▶ **Provided information**

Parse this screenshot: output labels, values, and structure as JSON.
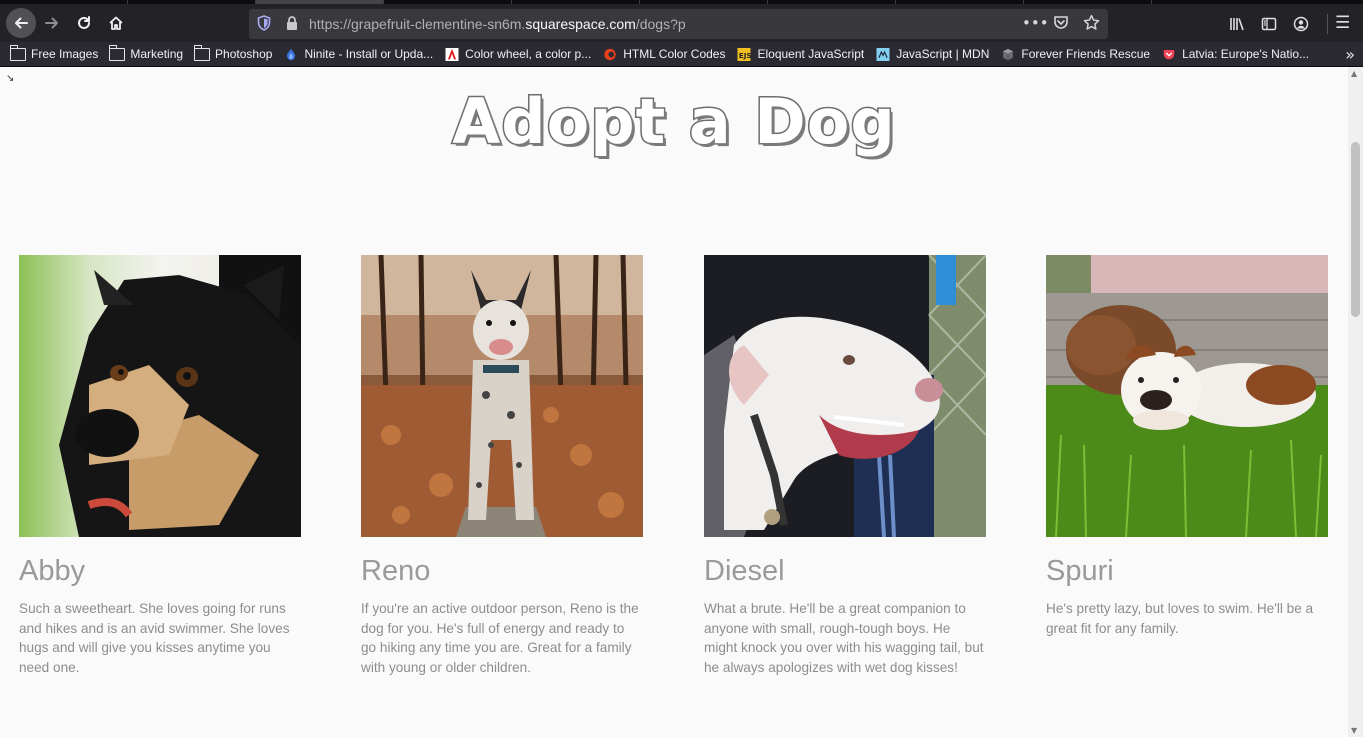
{
  "browser": {
    "url_prefix": "https://grapefruit-clementine-sn6m.",
    "url_domain": "squarespace.com",
    "url_suffix": "/dogs?p",
    "bookmarks": [
      {
        "label": "Free Images",
        "icon": "folder-icon"
      },
      {
        "label": "Marketing",
        "icon": "folder-icon"
      },
      {
        "label": "Photoshop",
        "icon": "folder-icon"
      },
      {
        "label": "Ninite - Install or Upda...",
        "icon": "ninite-icon"
      },
      {
        "label": "Color wheel, a color p...",
        "icon": "adobe-icon"
      },
      {
        "label": "HTML Color Codes",
        "icon": "color-codes-icon"
      },
      {
        "label": "Eloquent JavaScript",
        "icon": "ejs-icon"
      },
      {
        "label": "JavaScript | MDN",
        "icon": "mdn-icon"
      },
      {
        "label": "Forever Friends Rescue",
        "icon": "cube-icon"
      },
      {
        "label": "Latvia: Europe's Natio...",
        "icon": "pocket-icon"
      }
    ]
  },
  "page": {
    "title": "Adopt a Dog",
    "dogs": [
      {
        "name": "Abby",
        "description": "Such a sweetheart. She loves going for runs and hikes and is an avid swimmer. She loves hugs and will give you kisses anytime you need one."
      },
      {
        "name": "Reno",
        "description": "If you're an active outdoor person, Reno is the dog for you. He's full of energy and ready to go hiking any time you are. Great for a family with young or older children."
      },
      {
        "name": "Diesel",
        "description": "What a brute. He'll be a great companion to anyone with small, rough-tough boys. He might knock you over with his wagging tail, but he always apologizes with wet dog kisses!"
      },
      {
        "name": "Spuri",
        "description": "He's pretty lazy, but loves to swim. He'll be a great fit for any family."
      }
    ]
  },
  "colors": {
    "chrome_dark": "#232327",
    "url_bg": "#38383d",
    "bookmarks_bg": "#2b2a33",
    "page_bg": "#fafafa",
    "dog_name": "#9a9a9a",
    "dog_text": "#8d8d8d"
  }
}
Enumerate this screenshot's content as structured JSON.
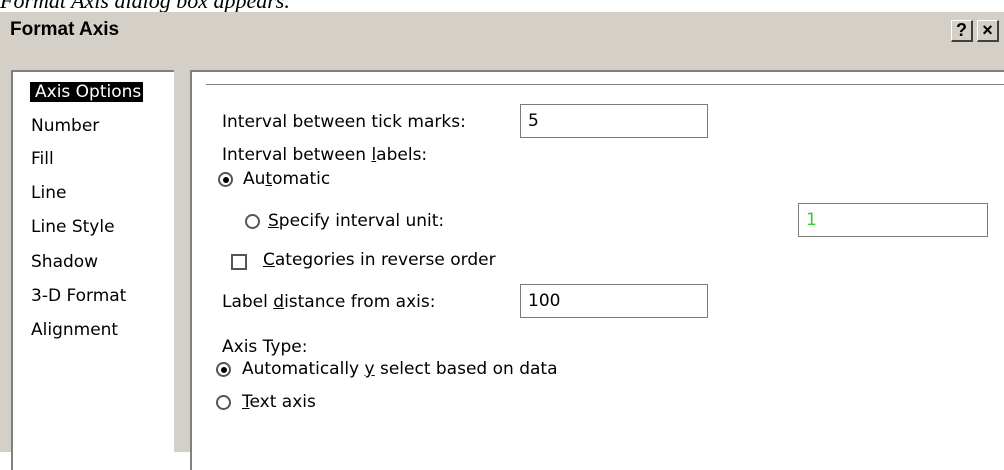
{
  "caption": "Format Axis dialog box appears.",
  "dialog": {
    "title": "Format Axis",
    "help_label": "?",
    "close_label": "×"
  },
  "categories": [
    {
      "label": "Axis Options",
      "selected": true
    },
    {
      "label": "Number"
    },
    {
      "label": "Fill"
    },
    {
      "label": "Line"
    },
    {
      "label": "Line Style"
    },
    {
      "label": "Shadow"
    },
    {
      "label": "3-D Format"
    },
    {
      "label": "Alignment"
    }
  ],
  "axis_options": {
    "tick_interval": {
      "label": "Interval between tick marks:",
      "value": "5"
    },
    "label_interval": {
      "label_pre": "Interval between ",
      "label_u": "l",
      "label_post": "abels:",
      "automatic": {
        "pre": "Au",
        "u": "t",
        "post": "omatic",
        "checked": true
      },
      "specify": {
        "pre": "",
        "u": "S",
        "post": "pecify interval unit:",
        "checked": false,
        "value": "1",
        "value_color": "#33cc33"
      }
    },
    "reverse_order": {
      "pre": "",
      "u": "C",
      "post": "ategories in reverse order",
      "checked": false
    },
    "label_distance": {
      "pre": "Label ",
      "u": "d",
      "post": "istance from axis:",
      "value": "100"
    },
    "axis_type": {
      "label": "Axis Type:",
      "auto": {
        "pre": "Automatically ",
        "u": "y",
        "post": " select based on data",
        "checked": true
      },
      "text_axis": {
        "pre": "",
        "u": "T",
        "post": "ext axis",
        "checked": false
      }
    }
  }
}
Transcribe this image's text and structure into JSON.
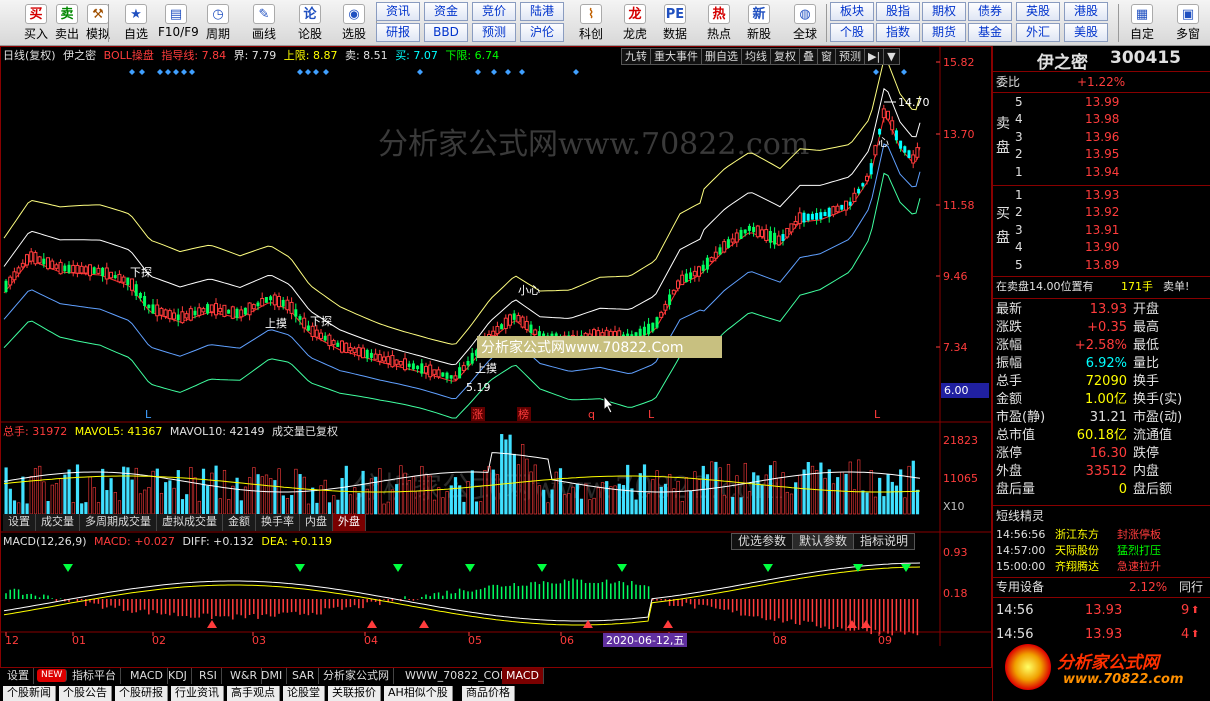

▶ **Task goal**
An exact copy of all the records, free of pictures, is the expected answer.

▶ **Answer box**
Parse this screenshot: output labels, values, and structure as JSON.
{
  "browser": {
    "url_prefix": "https://grapefruit-clementine-sn6m.",
    "url_domain": "squarespace.com",
    "url_suffix": "/dogs?p",
    "bookmarks": [
      {
        "label": "Free Images",
        "icon": "folder-icon"
      },
      {
        "label": "Marketing",
        "icon": "folder-icon"
      },
      {
        "label": "Photoshop",
        "icon": "folder-icon"
      },
      {
        "label": "Ninite - Install or Upda...",
        "icon": "ninite-icon"
      },
      {
        "label": "Color wheel, a color p...",
        "icon": "adobe-icon"
      },
      {
        "label": "HTML Color Codes",
        "icon": "color-codes-icon"
      },
      {
        "label": "Eloquent JavaScript",
        "icon": "ejs-icon"
      },
      {
        "label": "JavaScript | MDN",
        "icon": "mdn-icon"
      },
      {
        "label": "Forever Friends Rescue",
        "icon": "cube-icon"
      },
      {
        "label": "Latvia: Europe's Natio...",
        "icon": "pocket-icon"
      }
    ]
  },
  "page": {
    "title": "Adopt a Dog",
    "dogs": [
      {
        "name": "Abby",
        "description": "Such a sweetheart. She loves going for runs and hikes and is an avid swimmer. She loves hugs and will give you kisses anytime you need one."
      },
      {
        "name": "Reno",
        "description": "If you're an active outdoor person, Reno is the dog for you. He's full of energy and ready to go hiking any time you are. Great for a family with young or older children."
      },
      {
        "name": "Diesel",
        "description": "What a brute. He'll be a great companion to anyone with small, rough-tough boys. He might knock you over with his wagging tail, but he always apologizes with wet dog kisses!"
      },
      {
        "name": "Spuri",
        "description": "He's pretty lazy, but loves to swim. He'll be a great fit for any family."
      }
    ]
  },
  "colors": {
    "chrome_dark": "#232327",
    "url_bg": "#38383d",
    "bookmarks_bg": "#2b2a33",
    "page_bg": "#fafafa",
    "dog_name": "#9a9a9a",
    "dog_text": "#8d8d8d"
  }
}
Enumerate this screenshot's content as structured JSON.
{
  "caption": "Format Axis dialog box appears.",
  "dialog": {
    "title": "Format Axis",
    "help_label": "?",
    "close_label": "×"
  },
  "categories": [
    {
      "label": "Axis Options",
      "selected": true
    },
    {
      "label": "Number"
    },
    {
      "label": "Fill"
    },
    {
      "label": "Line"
    },
    {
      "label": "Line Style"
    },
    {
      "label": "Shadow"
    },
    {
      "label": "3-D Format"
    },
    {
      "label": "Alignment"
    }
  ],
  "axis_options": {
    "tick_interval": {
      "label": "Interval between tick marks:",
      "value": "5"
    },
    "label_interval": {
      "label_pre": "Interval between ",
      "label_u": "l",
      "label_post": "abels:",
      "automatic": {
        "pre": "Au",
        "u": "t",
        "post": "omatic",
        "checked": true
      },
      "specify": {
        "pre": "",
        "u": "S",
        "post": "pecify interval unit:",
        "checked": false,
        "value": "1",
        "value_color": "#33cc33"
      }
    },
    "reverse_order": {
      "pre": "",
      "u": "C",
      "post": "ategories in reverse order",
      "checked": false
    },
    "label_distance": {
      "pre": "Label ",
      "u": "d",
      "post": "istance from axis:",
      "value": "100"
    },
    "axis_type": {
      "label": "Axis Type:",
      "auto": {
        "pre": "Automatically ",
        "u": "y",
        "post": " select based on data",
        "checked": true
      },
      "text_axis": {
        "pre": "",
        "u": "T",
        "post": "ext axis",
        "checked": false
      }
    }
  }
}
Transcribe this image's text and structure into JSON.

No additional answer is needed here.